Arafat Slammed by Former Cabinet Minister for 'Chaos' in PA

Former Palestinian minister Nabil Amer has sharply criticized Palestinian Authority Chairman Yasser Arafat for failing to set up orderly institutions in the PA.

In an article this week in the international Arab daily Al Hayat, Amer blasted the Palestinians for rejecting former U.S. president Bill Clinton's proposals, saying the Palestinians had lost everything they had achieved in the political process.

Entitled "An open letter to President Yasser Arafat," Amer accused Arafat of turning his back on both the government and partisan institutions and organizations such as Fatah and the Palestine Liberation Organization.
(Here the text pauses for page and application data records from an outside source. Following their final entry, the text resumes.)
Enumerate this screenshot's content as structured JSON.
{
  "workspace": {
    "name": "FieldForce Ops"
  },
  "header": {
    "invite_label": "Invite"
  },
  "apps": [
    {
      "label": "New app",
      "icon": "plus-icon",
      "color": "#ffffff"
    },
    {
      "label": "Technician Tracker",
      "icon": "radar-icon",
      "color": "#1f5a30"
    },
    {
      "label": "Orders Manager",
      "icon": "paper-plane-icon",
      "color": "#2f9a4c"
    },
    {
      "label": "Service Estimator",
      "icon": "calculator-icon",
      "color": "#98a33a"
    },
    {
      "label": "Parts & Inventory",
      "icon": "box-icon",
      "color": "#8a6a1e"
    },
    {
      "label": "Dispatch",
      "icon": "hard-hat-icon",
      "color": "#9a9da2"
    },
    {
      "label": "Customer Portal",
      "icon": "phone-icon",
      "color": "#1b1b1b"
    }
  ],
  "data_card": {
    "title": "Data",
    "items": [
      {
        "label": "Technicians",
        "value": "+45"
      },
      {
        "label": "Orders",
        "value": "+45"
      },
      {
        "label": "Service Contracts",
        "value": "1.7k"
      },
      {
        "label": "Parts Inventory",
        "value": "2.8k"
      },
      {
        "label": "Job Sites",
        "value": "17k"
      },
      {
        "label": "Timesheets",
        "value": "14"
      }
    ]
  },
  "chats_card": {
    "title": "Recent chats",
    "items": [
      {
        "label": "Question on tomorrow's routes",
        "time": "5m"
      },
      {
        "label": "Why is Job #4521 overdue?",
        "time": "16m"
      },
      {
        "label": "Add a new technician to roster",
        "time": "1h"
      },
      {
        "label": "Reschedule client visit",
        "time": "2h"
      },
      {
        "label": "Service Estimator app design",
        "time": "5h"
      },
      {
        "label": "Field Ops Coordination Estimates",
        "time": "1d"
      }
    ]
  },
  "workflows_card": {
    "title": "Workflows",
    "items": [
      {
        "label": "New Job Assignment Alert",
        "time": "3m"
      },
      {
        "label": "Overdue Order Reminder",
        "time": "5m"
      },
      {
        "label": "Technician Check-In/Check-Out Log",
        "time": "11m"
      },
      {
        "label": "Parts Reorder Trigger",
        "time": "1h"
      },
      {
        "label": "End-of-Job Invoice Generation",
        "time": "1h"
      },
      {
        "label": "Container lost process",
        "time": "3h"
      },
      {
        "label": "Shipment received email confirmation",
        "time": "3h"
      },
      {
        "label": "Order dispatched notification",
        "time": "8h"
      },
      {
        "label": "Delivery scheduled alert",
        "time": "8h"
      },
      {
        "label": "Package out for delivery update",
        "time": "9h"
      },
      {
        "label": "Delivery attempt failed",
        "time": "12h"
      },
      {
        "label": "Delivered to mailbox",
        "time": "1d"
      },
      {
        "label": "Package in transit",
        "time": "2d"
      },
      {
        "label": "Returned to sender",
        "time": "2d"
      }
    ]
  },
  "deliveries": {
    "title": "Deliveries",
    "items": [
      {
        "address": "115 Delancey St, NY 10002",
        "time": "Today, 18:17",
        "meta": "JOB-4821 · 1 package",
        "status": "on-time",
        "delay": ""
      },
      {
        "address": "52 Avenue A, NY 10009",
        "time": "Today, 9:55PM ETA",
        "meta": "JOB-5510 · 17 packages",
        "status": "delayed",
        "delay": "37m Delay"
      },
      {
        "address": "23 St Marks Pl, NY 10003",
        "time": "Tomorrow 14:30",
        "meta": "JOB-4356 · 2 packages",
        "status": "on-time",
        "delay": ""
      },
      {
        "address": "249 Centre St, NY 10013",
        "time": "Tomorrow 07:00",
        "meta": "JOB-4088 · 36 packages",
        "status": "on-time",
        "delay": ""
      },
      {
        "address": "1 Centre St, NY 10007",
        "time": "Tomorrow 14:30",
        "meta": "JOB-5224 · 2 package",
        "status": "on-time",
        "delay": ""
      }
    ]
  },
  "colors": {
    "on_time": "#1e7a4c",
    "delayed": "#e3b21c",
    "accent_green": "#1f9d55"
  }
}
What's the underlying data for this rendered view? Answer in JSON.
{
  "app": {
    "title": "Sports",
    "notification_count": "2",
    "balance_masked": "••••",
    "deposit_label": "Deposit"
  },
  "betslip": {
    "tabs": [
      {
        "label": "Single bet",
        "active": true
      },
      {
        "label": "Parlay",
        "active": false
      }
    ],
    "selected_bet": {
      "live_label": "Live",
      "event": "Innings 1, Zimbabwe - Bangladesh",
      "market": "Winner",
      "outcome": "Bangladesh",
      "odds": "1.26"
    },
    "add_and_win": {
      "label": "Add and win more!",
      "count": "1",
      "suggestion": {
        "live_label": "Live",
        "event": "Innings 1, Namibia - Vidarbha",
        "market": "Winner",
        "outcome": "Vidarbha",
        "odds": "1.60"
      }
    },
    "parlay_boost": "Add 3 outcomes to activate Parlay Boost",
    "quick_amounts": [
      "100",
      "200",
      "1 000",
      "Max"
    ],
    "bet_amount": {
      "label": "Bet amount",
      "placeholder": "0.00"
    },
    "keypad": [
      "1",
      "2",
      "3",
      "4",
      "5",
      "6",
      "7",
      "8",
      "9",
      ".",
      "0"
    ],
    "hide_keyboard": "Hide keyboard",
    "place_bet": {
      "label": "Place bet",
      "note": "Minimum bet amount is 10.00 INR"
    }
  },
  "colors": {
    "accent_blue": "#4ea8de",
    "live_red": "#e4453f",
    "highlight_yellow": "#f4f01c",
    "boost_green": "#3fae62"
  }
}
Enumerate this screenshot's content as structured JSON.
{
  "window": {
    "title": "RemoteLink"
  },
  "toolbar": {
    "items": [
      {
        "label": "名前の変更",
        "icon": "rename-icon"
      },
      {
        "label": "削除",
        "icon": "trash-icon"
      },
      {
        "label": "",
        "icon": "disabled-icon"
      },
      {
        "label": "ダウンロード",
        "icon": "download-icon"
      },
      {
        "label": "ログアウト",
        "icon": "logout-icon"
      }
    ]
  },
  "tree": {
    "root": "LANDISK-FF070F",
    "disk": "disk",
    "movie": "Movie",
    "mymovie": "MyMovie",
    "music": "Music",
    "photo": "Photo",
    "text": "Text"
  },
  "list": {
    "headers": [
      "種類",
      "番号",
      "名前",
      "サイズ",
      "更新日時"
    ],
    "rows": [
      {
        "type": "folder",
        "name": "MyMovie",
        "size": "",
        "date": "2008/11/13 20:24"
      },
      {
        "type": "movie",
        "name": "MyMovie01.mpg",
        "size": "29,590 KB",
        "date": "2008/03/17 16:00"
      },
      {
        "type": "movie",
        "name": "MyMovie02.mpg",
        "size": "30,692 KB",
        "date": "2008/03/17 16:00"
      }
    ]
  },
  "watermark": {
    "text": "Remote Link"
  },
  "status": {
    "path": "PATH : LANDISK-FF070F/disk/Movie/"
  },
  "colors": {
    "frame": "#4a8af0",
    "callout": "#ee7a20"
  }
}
Amer complained that in the last two years, the Palestinians had turned from a people with institutions and frameworks to "warrior groups in forests and climbing mountains."

It is time for the Palestinians to take stock, he said. "Since the beginning of the internal conflict and as part of the struggle with the Israelis in negotiations, we have given up one of our most important weapons: Building institutions, with the world's support, which can win the Palestinians' confidence and do away with Israel's excuses," wrote Amer.

He added the Palestinians "will remain in a state of ongoing regression as long as we retain the extraordinary ability to see everything that happens to us, whether it is bleeding, destruction or regression, as an accomplishment of a leadership which has nothing to be proud of."

Amer said that two years after the outbreak of the intifada, "we are demanding what we have already rejected."

Amer described Palestinian bureaucracy as being in a state of "chaos" adding, "There is an army of officials - more than 130,000 - three-quarters of whom don't know what they're doing."

MK Azmi Bishara (Balad) also slammed the PA and Palestinian organizations Tuesday for failing to develop a strategy of resistance to Israeli occupation. On a visit to Ramallah, he came out against harming Israeli citizens, both for moral and practical reasons.

Bishara spoke at a debate organized by Palestinian Research Institute Al Muwattan, which the Israeli MK helped found. Attendants consisted mainly of academics, political activists of PLO organizations and senior PA officials. The Palestinian educational television channel Al Quds intends to broadcast the entire debate.

Bishara said harming citizens in general and suicide attacks in particular, "which two or three youngsters can decide on," are no strategy, and in fact derive from lack of strategy and weakness.

In his opening address, Bishara called on the Palestinian organizations to develop a strategy of resistance based on a popular movement against the Israeli occupation of the West Bank and Gaza. Every resistance strategy must ask whether Palestinian society can bear the dire prolonged consequences of the struggle on the one hand, and its ability to make the occupying society pay a political and moral price for its government's policy, on the other, he said.

Bishara said Israeli society is already paying a high economic and security price, but this has not been reflected politically. He said terrorist attacks led to the unification of Israeli society behind its government's military policy. The Palestinians failed by not making it clear to the Israelis what their political objectives were, said Bishara.